Activity: Note every line in the entries that contains the string "Change", and copy it.

Material to process:
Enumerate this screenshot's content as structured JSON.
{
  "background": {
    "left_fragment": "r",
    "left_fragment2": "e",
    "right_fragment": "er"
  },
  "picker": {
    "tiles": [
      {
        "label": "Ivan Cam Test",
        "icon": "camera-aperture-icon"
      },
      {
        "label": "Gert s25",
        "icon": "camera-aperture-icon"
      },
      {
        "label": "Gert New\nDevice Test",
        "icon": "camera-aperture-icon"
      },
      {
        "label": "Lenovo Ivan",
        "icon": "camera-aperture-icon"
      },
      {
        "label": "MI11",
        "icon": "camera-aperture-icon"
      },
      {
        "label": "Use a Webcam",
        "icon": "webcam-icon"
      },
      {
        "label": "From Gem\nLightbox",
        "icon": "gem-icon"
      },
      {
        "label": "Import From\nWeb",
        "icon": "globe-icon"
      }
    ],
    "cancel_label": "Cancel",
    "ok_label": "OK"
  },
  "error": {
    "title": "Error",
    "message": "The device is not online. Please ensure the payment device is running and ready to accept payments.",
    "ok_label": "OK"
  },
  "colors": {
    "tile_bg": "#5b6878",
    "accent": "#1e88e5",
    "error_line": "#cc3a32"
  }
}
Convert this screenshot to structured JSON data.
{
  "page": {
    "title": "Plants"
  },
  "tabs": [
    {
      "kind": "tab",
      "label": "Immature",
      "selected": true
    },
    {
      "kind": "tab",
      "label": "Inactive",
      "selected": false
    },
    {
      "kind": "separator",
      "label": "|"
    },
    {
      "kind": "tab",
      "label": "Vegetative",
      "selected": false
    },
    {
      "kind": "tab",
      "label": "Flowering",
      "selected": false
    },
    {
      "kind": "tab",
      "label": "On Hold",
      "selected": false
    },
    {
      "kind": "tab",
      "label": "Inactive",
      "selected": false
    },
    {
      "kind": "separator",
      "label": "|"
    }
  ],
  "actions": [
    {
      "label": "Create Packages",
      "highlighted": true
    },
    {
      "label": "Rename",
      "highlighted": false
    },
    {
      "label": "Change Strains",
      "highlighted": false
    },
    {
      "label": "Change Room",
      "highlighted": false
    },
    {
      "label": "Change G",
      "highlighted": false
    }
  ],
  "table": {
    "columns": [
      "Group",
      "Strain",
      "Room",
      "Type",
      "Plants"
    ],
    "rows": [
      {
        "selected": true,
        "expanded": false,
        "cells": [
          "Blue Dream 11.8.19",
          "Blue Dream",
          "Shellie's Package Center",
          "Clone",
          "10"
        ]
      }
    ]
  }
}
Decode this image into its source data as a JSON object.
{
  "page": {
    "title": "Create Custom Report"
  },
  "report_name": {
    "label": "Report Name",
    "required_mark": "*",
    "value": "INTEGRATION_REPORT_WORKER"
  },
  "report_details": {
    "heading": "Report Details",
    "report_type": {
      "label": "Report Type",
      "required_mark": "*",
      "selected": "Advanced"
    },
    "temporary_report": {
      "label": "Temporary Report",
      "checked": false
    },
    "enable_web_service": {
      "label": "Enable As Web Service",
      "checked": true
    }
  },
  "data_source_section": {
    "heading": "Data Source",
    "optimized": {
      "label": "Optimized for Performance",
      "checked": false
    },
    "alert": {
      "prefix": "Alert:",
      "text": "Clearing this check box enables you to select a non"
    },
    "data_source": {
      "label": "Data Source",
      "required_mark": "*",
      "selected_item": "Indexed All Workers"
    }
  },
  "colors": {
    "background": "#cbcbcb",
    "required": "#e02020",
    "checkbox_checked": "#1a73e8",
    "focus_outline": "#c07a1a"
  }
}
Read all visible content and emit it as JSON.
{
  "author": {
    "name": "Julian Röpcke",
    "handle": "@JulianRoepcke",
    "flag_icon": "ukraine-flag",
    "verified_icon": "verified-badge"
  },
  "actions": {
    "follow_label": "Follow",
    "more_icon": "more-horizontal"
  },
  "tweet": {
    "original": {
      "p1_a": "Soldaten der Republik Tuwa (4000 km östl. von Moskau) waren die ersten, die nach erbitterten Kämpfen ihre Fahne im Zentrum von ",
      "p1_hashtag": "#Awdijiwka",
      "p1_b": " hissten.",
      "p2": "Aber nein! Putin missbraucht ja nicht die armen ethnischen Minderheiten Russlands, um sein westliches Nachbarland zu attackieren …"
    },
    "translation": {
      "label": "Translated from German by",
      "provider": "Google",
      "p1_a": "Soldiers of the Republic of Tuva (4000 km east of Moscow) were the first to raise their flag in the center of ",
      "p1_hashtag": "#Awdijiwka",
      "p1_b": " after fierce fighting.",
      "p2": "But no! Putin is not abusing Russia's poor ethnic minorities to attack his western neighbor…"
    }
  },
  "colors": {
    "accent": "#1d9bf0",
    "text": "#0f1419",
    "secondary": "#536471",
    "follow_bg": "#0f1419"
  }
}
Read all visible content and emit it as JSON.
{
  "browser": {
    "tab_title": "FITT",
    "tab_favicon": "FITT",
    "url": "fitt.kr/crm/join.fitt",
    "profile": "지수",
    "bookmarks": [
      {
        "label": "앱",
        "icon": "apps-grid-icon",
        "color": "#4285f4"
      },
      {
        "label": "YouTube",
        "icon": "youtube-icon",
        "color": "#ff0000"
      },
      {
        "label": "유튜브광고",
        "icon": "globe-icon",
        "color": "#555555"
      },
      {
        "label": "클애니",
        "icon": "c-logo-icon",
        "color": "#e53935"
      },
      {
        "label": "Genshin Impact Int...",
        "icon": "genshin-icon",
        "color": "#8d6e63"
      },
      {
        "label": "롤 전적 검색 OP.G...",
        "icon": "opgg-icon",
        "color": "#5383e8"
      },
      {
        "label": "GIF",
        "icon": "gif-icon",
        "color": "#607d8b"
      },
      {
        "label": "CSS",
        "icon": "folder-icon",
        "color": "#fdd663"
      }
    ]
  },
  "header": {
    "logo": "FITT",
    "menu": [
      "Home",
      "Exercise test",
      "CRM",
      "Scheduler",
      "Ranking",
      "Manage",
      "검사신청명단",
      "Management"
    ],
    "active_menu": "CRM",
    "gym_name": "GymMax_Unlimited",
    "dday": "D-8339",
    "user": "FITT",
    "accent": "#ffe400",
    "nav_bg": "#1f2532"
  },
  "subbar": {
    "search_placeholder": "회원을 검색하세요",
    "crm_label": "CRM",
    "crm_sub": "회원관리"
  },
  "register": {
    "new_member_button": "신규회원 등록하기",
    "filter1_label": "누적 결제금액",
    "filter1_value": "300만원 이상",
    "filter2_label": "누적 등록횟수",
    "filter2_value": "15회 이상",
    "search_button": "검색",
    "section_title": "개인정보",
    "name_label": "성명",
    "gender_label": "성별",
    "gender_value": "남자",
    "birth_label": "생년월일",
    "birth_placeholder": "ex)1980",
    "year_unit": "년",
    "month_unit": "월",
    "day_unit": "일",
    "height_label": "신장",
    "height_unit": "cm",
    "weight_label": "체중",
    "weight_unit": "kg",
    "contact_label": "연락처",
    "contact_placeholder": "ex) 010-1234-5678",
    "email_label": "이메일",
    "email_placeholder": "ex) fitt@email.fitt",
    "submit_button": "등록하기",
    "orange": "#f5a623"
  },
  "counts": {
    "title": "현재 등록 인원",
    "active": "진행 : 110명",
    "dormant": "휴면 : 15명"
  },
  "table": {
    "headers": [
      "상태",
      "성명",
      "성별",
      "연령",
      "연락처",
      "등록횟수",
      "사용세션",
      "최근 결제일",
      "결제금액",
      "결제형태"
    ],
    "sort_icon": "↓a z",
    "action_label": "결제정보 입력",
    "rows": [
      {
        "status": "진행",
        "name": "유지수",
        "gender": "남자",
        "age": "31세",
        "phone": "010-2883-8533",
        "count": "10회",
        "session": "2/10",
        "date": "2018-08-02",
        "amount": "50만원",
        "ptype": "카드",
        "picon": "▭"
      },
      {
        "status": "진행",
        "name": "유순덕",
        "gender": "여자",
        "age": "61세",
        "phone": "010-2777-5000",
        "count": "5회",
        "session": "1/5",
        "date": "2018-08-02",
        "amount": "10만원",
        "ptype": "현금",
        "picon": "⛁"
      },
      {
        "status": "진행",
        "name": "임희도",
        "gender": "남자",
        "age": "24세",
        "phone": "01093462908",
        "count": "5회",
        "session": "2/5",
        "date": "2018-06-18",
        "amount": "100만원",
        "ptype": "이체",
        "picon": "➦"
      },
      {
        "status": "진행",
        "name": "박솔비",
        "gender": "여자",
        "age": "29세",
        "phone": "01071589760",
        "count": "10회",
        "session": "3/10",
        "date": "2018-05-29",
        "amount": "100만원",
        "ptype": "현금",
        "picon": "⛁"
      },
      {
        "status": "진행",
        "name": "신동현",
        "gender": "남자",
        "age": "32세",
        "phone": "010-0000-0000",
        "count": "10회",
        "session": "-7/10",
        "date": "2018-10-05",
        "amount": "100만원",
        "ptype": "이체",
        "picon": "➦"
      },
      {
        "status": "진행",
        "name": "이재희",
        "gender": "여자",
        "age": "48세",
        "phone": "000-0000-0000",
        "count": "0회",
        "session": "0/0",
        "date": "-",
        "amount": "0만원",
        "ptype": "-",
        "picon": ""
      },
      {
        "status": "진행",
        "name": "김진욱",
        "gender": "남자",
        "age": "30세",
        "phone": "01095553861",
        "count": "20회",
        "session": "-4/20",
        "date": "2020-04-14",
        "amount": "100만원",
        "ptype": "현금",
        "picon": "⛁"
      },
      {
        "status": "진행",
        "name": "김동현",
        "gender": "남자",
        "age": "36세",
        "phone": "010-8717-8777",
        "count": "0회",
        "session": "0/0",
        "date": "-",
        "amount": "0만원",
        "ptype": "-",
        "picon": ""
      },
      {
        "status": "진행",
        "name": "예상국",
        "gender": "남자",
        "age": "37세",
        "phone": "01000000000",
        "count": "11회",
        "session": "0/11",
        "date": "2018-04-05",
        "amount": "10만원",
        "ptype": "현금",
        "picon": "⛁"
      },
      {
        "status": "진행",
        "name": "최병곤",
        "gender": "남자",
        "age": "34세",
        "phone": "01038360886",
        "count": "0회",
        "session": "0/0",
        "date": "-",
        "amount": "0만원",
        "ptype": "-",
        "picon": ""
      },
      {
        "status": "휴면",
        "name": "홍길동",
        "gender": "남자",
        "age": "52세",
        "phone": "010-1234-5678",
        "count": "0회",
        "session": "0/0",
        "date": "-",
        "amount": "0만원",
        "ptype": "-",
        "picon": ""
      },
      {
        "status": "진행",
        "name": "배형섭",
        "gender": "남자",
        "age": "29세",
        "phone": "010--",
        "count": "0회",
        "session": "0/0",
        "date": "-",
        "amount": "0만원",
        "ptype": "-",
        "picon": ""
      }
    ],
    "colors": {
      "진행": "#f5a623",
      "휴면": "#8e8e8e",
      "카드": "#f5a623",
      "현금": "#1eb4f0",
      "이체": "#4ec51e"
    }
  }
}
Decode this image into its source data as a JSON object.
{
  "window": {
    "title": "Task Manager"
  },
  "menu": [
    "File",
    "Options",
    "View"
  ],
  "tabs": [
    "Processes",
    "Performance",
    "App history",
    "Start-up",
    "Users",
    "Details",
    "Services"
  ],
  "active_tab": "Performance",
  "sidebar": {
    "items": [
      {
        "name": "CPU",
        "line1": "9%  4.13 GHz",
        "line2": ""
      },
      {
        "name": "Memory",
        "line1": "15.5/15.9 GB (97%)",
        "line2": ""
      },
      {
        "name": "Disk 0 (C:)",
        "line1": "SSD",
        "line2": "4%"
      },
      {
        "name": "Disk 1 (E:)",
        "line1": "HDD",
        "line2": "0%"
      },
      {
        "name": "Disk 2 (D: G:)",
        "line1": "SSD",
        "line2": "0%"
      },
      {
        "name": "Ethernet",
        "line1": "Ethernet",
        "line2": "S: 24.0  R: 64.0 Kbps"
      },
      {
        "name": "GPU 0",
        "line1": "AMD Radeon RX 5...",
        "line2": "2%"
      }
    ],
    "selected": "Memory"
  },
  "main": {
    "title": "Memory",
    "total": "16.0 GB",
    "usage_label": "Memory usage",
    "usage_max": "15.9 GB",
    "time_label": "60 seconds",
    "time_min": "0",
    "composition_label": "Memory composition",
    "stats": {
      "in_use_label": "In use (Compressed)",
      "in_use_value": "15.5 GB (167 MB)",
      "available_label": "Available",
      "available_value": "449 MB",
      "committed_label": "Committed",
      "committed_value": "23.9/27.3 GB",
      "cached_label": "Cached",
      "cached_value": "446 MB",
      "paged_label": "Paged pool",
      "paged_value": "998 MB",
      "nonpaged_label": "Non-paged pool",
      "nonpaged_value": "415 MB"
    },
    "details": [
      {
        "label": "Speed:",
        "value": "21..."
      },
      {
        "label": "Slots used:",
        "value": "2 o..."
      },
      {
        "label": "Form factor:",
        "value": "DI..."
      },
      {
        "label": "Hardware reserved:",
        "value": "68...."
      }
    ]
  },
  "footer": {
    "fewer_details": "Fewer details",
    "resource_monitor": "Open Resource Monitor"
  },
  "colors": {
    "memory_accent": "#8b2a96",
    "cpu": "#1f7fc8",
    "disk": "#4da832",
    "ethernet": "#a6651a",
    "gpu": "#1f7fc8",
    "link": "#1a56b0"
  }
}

Written solution:
      "label": "Change Strains",
      "label": "Change Room",
      "label": "Change G",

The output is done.